Counting the global COVID-19 dead – The Lancet

Excess deaths are a proxy for the mortality effects of SARS-CoV-2 infection. The key assumption is that increases in all-cause mortality during peak weeks of COVID-19 compared to pre-pandemic periods are nearly all due to the infection, even if SARS-CoV-2 infection was not confirmed. The validity of this method is supported in part by documenting modest reductions (negative excess) in overall mortality in selected east Asian countries that effectively prevented the original wave from March to June, 2020.

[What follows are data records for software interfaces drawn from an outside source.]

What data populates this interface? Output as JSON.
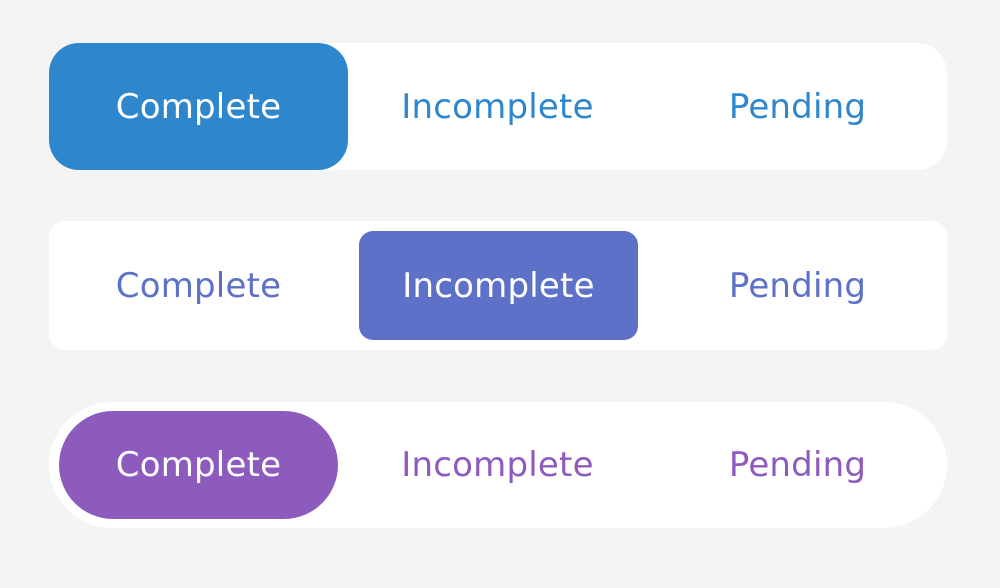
{
  "controls": [
    {
      "style": "rounded",
      "accent_color": "#2e86cc",
      "selected_index": 0,
      "segments": [
        "Complete",
        "Incomplete",
        "Pending"
      ]
    },
    {
      "style": "inset-rounded",
      "accent_color": "#5c71c7",
      "selected_index": 1,
      "segments": [
        "Complete",
        "Incomplete",
        "Pending"
      ]
    },
    {
      "style": "inset-pill",
      "accent_color": "#8d5bbd",
      "selected_index": 0,
      "segments": [
        "Complete",
        "Incomplete",
        "Pending"
      ]
    }
  ]
}
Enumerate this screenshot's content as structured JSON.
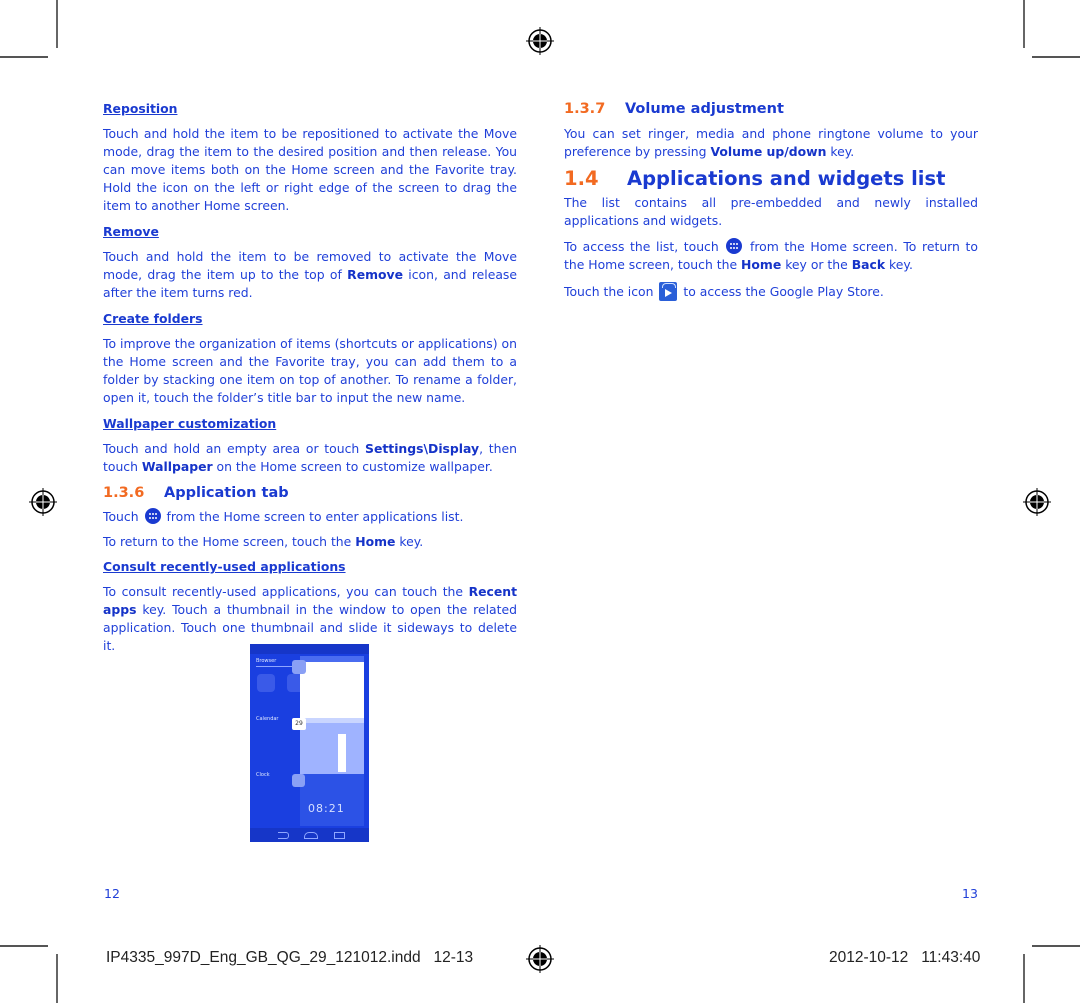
{
  "left_page": {
    "sections": {
      "reposition": {
        "title": "Reposition",
        "body": "Touch and hold the item to be repositioned to activate the Move mode, drag the item to the desired position and then release. You can move items both on the Home screen and the Favorite tray. Hold the icon on the left or right edge of the screen to drag the item to another Home screen."
      },
      "remove": {
        "title": "Remove",
        "body_pre": "Touch and hold the item to be removed to activate the Move mode, drag the item up to the top of ",
        "body_bold": "Remove",
        "body_post": " icon, and release after the item turns red."
      },
      "create_folders": {
        "title": "Create folders",
        "body": "To improve the organization of items (shortcuts or applications) on the Home screen and the Favorite tray, you can add them to a folder by stacking one item on top of another. To rename a folder, open it, touch the folder’s title bar to input the new name."
      },
      "wallpaper": {
        "title": "Wallpaper customization",
        "body_1": "Touch and hold an empty area or touch ",
        "bold_1": "Settings\\Display",
        "body_2": ", then touch ",
        "bold_2": "Wallpaper",
        "body_3": " on the Home screen to customize wallpaper."
      }
    },
    "application_tab": {
      "number": "1.3.6",
      "title": "Application tab",
      "line1_pre": "Touch",
      "line1_post": "from the Home screen to enter applications list.",
      "line2_pre": "To return to the Home screen, touch the ",
      "line2_bold": "Home",
      "line2_post": " key.",
      "recent": {
        "title": "Consult recently-used applications",
        "body_pre": "To consult recently-used applications, you can touch the ",
        "body_bold": "Recent apps",
        "body_post": " key. Touch a thumbnail in the window to open the related application. Touch one thumbnail and slide it sideways to delete it."
      }
    },
    "screenshot": {
      "labels": [
        "Browser",
        "Calendar",
        "Clock"
      ],
      "calendar_day": "29",
      "clock_time": "08:21"
    },
    "page_number": "12"
  },
  "right_page": {
    "volume": {
      "number": "1.3.7",
      "title": "Volume adjustment",
      "body_pre": "You can set ringer, media and phone ringtone volume to your preference by pressing ",
      "body_bold": "Volume up/down",
      "body_post": " key."
    },
    "apps_widgets": {
      "number": "1.4",
      "title": "Applications and widgets list",
      "para1": "The list contains all pre-embedded and newly installed applications and widgets.",
      "para2_pre": "To access the list, touch",
      "para2_mid": "from the Home screen. To return to the Home screen, touch the ",
      "para2_bold1": "Home",
      "para2_mid2": " key or the ",
      "para2_bold2": "Back",
      "para2_post": " key.",
      "para3_pre": "Touch the icon",
      "para3_post": "to access the Google Play Store."
    },
    "page_number": "13"
  },
  "slug": {
    "filename": "IP4335_997D_Eng_GB_QG_29_121012.indd   12-13",
    "timestamp": "2012-10-12   11:43:40"
  },
  "colors": {
    "body_text": "#1f3fd8",
    "section_number": "#f26a21",
    "heading": "#1a3ad0"
  }
}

The difference of 3 million deaths across the three models is far from trivial. However, given that WHO imprimatur carries substantial influence on countries, a more relevant question is whether WHO estimates are credible. About half of WHO’s estimate is derived from observed data, the other half from modelled data. IHME combines six different approaches and applies complex methods to create estimates for various countries. Yet IHME’s method yields implausibly narrow uncertainty intervals. The Economist applies machine learning, using many covariates, and has appropriately wider uncertainty intervals; like WHO, it makes its model fully open source. In high-income countries, much of the discrepancy between excess and reported COVID-19 deaths occurred during the first viral wave, from March to June, 2020, when SARS-CoV-2 infections and COVID-19 deaths swept through nursing homes. Italy, for example, has robust and rapid reporting of COVID-19 deaths, and WHO estimated 161 000 excess deaths, as did Italian researchers.

By contrast, IHME

and The Economist estimated 259 000 deaths and 192 000 deaths, respectively. That at least 9 million COVID-19 deaths were missed by official reports raises a few key issues.

Source: Counting the global COVID-19 dead – The Lancet